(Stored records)
+ + +

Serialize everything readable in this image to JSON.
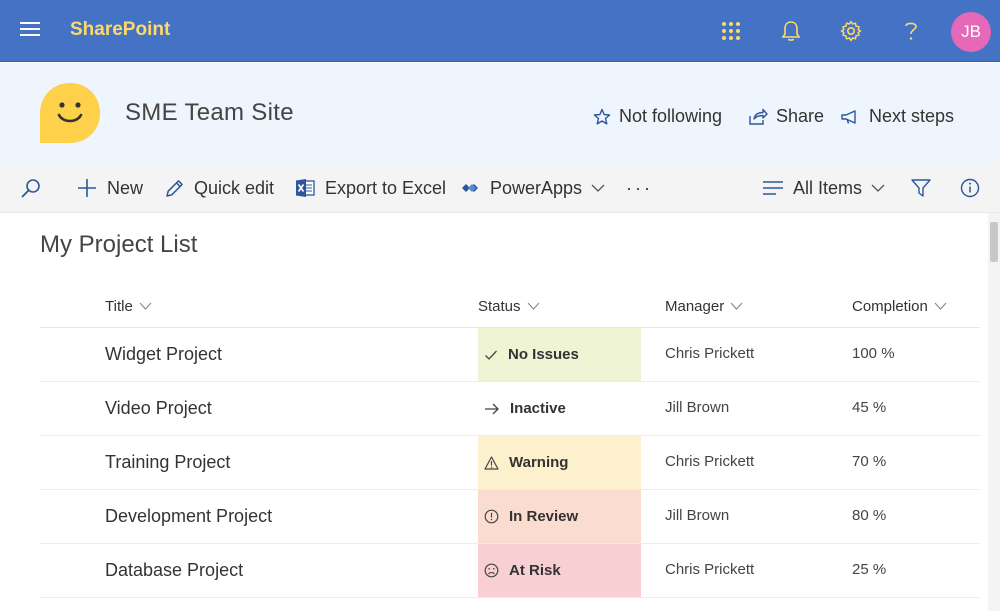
{
  "suitebar": {
    "brand": "SharePoint",
    "avatar_initials": "JB",
    "icons": [
      "app-launcher-icon",
      "bell-icon",
      "gear-icon",
      "help-icon"
    ]
  },
  "site": {
    "title": "SME Team Site",
    "actions": {
      "follow": "Not following",
      "share": "Share",
      "next_steps": "Next steps"
    }
  },
  "commandbar": {
    "new": "New",
    "quick_edit": "Quick edit",
    "export": "Export to Excel",
    "powerapps": "PowerApps",
    "overflow": "···",
    "view": "All Items"
  },
  "list": {
    "title": "My Project List",
    "columns": {
      "title": "Title",
      "status": "Status",
      "manager": "Manager",
      "completion": "Completion"
    },
    "rows": [
      {
        "title": "Widget Project",
        "status": "No Issues",
        "status_icon": "check-icon",
        "status_color": "#eef4d4",
        "manager": "Chris Prickett",
        "completion": "100 %"
      },
      {
        "title": "Video Project",
        "status": "Inactive",
        "status_icon": "arrow-right-icon",
        "status_color": "#ffffff",
        "manager": "Jill Brown",
        "completion": "45 %"
      },
      {
        "title": "Training Project",
        "status": "Warning",
        "status_icon": "warning-icon",
        "status_color": "#fdf0cc",
        "manager": "Chris Prickett",
        "completion": "70 %"
      },
      {
        "title": "Development Project",
        "status": "In Review",
        "status_icon": "info-circle-icon",
        "status_color": "#fbdcd0",
        "manager": "Jill Brown",
        "completion": "80 %"
      },
      {
        "title": "Database Project",
        "status": "At Risk",
        "status_icon": "sad-face-icon",
        "status_color": "#f8d0d3",
        "manager": "Chris Prickett",
        "completion": "25 %"
      }
    ]
  },
  "colors": {
    "suitebar_bg": "#4472c4",
    "brand": "#ffd966",
    "avatar": "#e668b8",
    "site_logo": "#ffd04a",
    "accent": "#2b579a"
  }
}
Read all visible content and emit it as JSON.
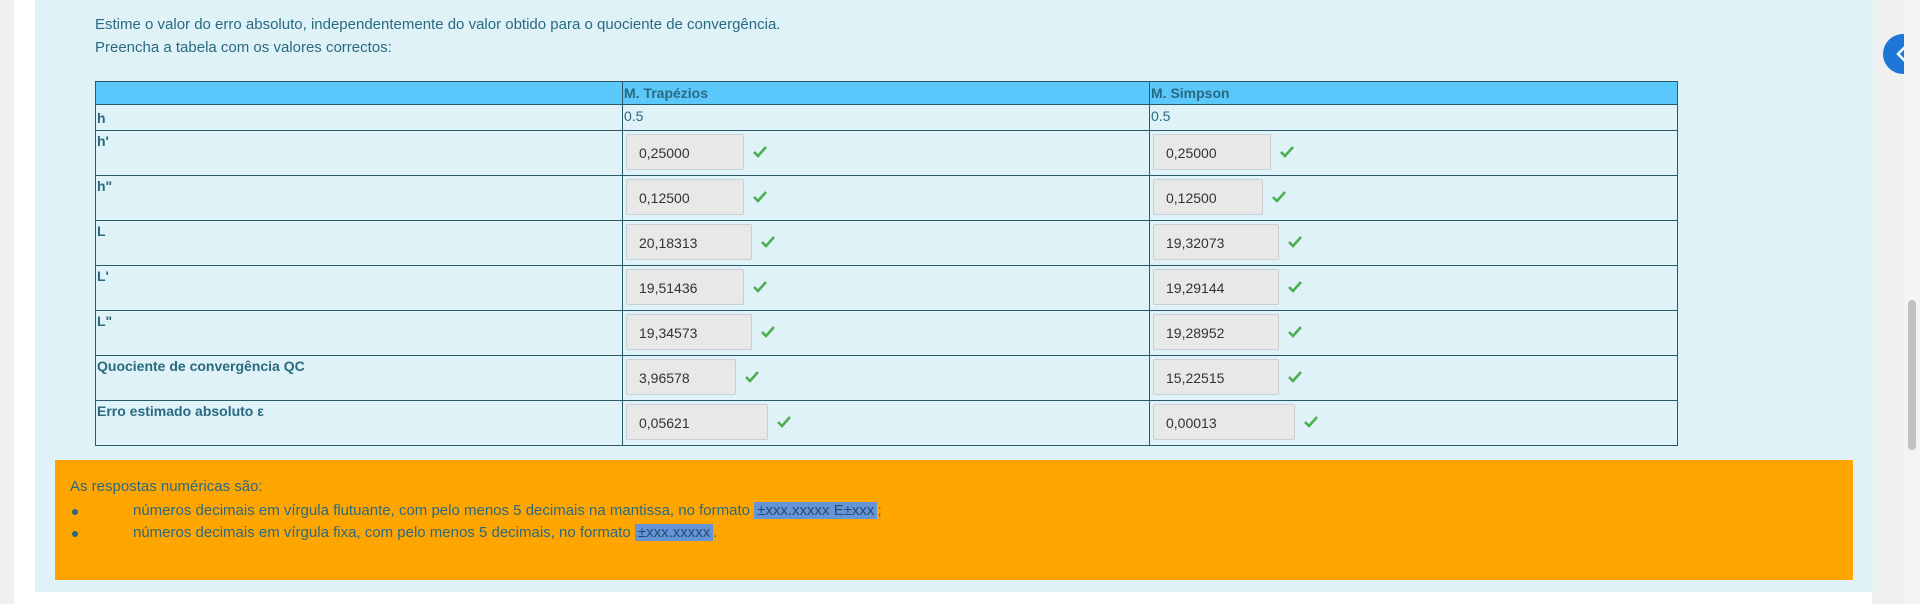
{
  "instructions": {
    "line1": "Estime o valor do erro absoluto, independentemente do valor obtido para o quociente de convergência.",
    "line2": "Preencha a tabela com os valores correctos:"
  },
  "table": {
    "headers": [
      "",
      "M. Trapézios",
      "M. Simpson"
    ],
    "h_row": {
      "label": "h",
      "trap": "0.5",
      "simp": "0.5"
    },
    "rows": [
      {
        "label": "h'",
        "trap": "0,25000",
        "simp": "0,25000"
      },
      {
        "label": "h\"",
        "trap": "0,12500",
        "simp": "0,12500"
      },
      {
        "label": "L",
        "trap": "20,18313",
        "simp": "19,32073"
      },
      {
        "label": "L'",
        "trap": "19,51436",
        "simp": "19,29144"
      },
      {
        "label": "L\"",
        "trap": "19,34573",
        "simp": "19,28952"
      },
      {
        "label": "Quociente de convergência QC",
        "trap": "3,96578",
        "simp": "15,22515"
      },
      {
        "label": "Erro estimado absoluto ε",
        "trap": "0,05621",
        "simp": "0,00013"
      }
    ]
  },
  "note": {
    "heading": "As respostas numéricas são:",
    "items": [
      {
        "text": "números decimais em vírgula flutuante, com pelo menos 5 decimais na mantissa, no formato ",
        "format": "±xxx.xxxxx  E±xxx",
        "end": ";"
      },
      {
        "text": "números decimais em vírgula fixa, com pelo menos 5 decimais, no formato ",
        "format": "±xxx.xxxxx",
        "end": "."
      }
    ]
  },
  "colors": {
    "panel_bg": "#def2f8",
    "header_bg": "#5ac8fb",
    "note_bg": "#ffa500",
    "check": "#4caf50",
    "side_tab": "#1e77d6"
  },
  "icons": [
    "check-icon",
    "chevron-left-icon"
  ]
}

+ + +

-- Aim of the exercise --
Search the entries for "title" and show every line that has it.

-- Solution below --
    "title": "SME Team Site",
    "title": "My Project List",
      "title": "Title",
        "title": "Widget Project",
        "title": "Video Project",
        "title": "Training Project",
        "title": "Development Project",
        "title": "Database Project",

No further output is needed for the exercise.